1. Bring Reference Letters and Proof of Income
The first steo in renting an apartment with no credit is getting all your paperwork in order. If you have no credit, you'll want to compensate for it by showing you have enough money to afford the apartment. Gather your financial documents, such as tax returns, bank statements, W-2s, and proof of any other income or assets. It also helps to get a few reference letters from past landlords, managers, or colleagues to vouch for your character and sense of responsibility.
2. Offer to Pay a Larger Security Deposit
Another way you can convince the landlord to take a risk on you is to offer to pay a larger security deposit. The amount you should offer will depend on how much of a risk you pose to the landlord, but typically 1 or 2 months will suffice. The landlord is permitted to keep your security deposit if you don't pay, so offering more than one month is an excellent way to show you're good for the money.
3. Explain Your Situation to the Landlord
It's always possible that an honest conversation can convince the landlord that you're a trustworthy tenant. Perhaps you just graduated college and haven't had a chance to build credit, or maybe you're coming from a different country and need to familiarize yourself with the US financial system. If all you do is submit your paperwork showing you have no credit, there's a higher chance you'll get denied. But if you address the landlord directly and explain the situation, they may be more understanding.
4. Get a Cosigner
A cosigner is someone willing to be on the lease with you and pay the rent if you cannot. Your cosigner must provide the landlord with documents to prove they can afford to cover your rent in addition to their own financial obligations. For instance, in New York City, cosigners must make 80x the rent to qualify. Your cosigner will only be required to contribute to the rent if you cannot, so as long as you pay on time, they will never get involved. Finding a cosigner can go a long way toward convincing a landlord to rent to you.
5. Find a Roommate with Credit
Finding a roommate with good credit is another way to convince a landlord to overlook your own lack of credit. Taking on roommates diffuses your personal responsibility because the other person will also be risking their credit if you don't pay. Therefore, a landlord is more likely to accept your application if one or more roommates have a good credit score, as long as you can otherwise meet the financial requirements.
1. Rent from a Private Landlord
One of the best way to get an apartment with no credit is to rent from a private landlord.
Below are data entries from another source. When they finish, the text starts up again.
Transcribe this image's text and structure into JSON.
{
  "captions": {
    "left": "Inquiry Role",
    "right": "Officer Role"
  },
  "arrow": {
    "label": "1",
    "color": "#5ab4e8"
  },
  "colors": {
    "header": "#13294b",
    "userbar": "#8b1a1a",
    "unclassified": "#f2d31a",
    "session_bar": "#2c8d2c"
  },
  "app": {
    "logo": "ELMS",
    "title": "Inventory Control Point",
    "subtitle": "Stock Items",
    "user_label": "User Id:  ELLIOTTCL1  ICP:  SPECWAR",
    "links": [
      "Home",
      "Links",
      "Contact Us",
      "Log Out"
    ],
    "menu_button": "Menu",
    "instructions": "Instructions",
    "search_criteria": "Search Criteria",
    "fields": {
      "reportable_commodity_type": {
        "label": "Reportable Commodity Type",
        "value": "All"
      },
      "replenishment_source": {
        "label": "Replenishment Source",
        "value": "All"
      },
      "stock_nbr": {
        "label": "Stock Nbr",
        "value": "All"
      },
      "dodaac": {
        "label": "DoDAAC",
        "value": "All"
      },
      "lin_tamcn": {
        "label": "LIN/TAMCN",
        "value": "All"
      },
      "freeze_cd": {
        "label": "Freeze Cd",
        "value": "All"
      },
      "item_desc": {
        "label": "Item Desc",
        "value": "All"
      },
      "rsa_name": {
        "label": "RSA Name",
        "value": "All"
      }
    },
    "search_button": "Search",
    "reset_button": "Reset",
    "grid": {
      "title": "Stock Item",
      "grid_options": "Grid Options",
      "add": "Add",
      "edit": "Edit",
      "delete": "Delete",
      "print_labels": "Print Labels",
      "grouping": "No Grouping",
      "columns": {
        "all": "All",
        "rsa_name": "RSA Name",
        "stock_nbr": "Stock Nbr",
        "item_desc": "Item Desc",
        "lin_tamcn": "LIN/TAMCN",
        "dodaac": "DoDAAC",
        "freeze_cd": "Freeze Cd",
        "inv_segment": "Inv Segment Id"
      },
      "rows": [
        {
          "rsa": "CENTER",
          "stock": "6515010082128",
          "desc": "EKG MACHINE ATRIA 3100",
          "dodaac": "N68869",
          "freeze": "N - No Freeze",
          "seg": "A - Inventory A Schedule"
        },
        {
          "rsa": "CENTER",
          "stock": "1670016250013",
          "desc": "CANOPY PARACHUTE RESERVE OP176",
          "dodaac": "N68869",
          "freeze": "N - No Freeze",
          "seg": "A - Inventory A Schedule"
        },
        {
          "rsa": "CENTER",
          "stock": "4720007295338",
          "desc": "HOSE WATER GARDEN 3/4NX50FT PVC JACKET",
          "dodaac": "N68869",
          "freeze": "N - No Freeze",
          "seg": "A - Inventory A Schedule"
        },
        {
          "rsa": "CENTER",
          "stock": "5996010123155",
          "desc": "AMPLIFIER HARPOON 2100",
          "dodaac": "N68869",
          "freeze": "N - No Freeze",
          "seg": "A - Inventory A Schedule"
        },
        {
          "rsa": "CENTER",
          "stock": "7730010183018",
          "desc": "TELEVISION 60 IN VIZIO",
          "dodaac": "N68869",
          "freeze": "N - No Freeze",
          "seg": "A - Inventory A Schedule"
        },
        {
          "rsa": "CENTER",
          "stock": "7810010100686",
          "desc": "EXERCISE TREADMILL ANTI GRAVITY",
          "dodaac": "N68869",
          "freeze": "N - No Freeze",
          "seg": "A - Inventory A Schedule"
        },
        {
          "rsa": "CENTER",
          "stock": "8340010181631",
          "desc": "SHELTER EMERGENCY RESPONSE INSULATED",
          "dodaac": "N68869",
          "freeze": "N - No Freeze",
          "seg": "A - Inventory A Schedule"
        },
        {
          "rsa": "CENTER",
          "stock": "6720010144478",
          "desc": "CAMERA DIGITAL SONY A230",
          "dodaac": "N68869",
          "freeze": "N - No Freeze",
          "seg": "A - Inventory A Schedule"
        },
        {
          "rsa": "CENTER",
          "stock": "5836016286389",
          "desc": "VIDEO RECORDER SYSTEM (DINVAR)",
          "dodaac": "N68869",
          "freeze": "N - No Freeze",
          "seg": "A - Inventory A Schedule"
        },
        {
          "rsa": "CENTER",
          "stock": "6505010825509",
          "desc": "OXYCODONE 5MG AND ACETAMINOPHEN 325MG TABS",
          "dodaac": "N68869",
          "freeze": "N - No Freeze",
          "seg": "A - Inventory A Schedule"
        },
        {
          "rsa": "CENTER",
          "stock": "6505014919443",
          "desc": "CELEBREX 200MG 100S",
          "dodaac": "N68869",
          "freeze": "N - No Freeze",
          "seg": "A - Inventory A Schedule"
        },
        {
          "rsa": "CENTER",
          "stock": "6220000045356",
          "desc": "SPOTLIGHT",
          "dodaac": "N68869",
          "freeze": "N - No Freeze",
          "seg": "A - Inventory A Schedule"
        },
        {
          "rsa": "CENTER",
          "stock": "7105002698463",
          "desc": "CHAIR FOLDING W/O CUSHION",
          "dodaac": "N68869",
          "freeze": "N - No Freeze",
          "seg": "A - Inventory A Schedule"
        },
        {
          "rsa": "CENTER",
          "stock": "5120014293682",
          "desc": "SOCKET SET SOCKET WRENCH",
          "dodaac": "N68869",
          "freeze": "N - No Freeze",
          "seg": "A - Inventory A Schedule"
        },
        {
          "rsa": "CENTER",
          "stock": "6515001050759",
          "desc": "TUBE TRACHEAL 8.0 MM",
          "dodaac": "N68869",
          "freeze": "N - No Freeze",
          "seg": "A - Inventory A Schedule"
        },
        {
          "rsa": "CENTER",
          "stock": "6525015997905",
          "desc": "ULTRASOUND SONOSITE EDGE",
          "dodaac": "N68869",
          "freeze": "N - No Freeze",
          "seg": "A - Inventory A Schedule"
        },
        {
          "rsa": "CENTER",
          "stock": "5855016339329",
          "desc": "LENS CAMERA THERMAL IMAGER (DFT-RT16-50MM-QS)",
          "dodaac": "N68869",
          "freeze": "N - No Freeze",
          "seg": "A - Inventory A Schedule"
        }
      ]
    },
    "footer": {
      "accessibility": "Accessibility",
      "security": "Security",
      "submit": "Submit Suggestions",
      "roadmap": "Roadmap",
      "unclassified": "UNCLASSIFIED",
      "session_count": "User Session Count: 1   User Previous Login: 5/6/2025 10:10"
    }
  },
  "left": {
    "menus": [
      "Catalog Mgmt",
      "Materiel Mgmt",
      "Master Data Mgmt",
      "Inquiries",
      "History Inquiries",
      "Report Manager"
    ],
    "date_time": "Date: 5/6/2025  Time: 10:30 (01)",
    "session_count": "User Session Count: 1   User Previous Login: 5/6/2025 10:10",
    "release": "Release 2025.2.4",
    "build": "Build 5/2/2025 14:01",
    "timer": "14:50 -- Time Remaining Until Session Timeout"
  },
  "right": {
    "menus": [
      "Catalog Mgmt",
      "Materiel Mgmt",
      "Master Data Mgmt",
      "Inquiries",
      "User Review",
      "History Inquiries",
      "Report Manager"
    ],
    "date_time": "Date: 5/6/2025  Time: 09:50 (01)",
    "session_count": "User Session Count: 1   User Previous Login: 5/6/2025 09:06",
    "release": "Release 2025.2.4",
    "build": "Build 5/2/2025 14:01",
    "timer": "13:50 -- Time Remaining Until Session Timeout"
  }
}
Most private landlords only own one property and are much easier to negotiate with than large corporate landlords. With a large company or institutional investor, they'll typically analyze your risk profile using an algorithm and reject your application if you don't meet their requirements. But with an individual owner, you can better explain your situation and appeal to their emotions.
2. Offer to Move Right Away
Another way to convince the landlord to rent to you is to appeal to their bottom line. Every day that their apartment sits vacant, they lose money. So, if you offer to move as soon as possible and they don't have many other applicants, chances are greater that they'll be willing to take the risk.
3. Prove Income or Savings Balance
Credit is an indicator of your ability to repay your debts on time. So, if you can prove that you have plenty of income and savings to cover the rent, credit may matter less. For instance, if you show you have six months to a year of rent in a savings account, the landlord may feel more comfortable accepting your application.
4. Pay a Few Months' Rent Upfront as A Security Deposit
The other alternative is to prepay a few months' rent. The landlord may not be satisfied by seeing the balance in your account in case you spend it and may want to hold it in escrow to be safe. You could offer to put it up as a security deposit; that way, if you pay on time, you'll get the money back at the end of the lease.
5. Provide Reference Letters
Reference letters can help you rent an apartment if you have no credit. Financial documents don't always tell your full story, especially if you've made mistakes in the past that you've since corrected. Reference letters can be a great way to provide context to your application and help the landlord get a better sense of who you truly are.
6. Offer to Start Out Month-to-Month
If the landlord doesn't feel comfortable with a year-long lease, you could start out on a month-to-month contract. Month-to-month leases can be terminated at any time, so if you stop paying, they don't have to wait as long to evict you. That way, you can prove your ability to pay the rent on time and enter into an extended contract once the landlord feels comfortable.
7. If all Else Fails, Get a Cosigner
A cosigner is a surefire way to get your application approved with no credit. As long as someone with the credit and income to pay on time is on the lease, most landlords will be willing to overlook your lack of credit. Finding someone willing to take that risk on your behalf may be challenging. But if all else fails, this is the best way to ensure you'll be approved.
Having no credit may make renting an apartment more complicated, but it certainly isn't impossible. But you must be prepared and willing to meet the landlord halfway. The best way to ensure approval is to be as upfront as possible and find out what it will take to be approved with no credit. If you're honest and use some of these tips, your chances of approval will be much higher.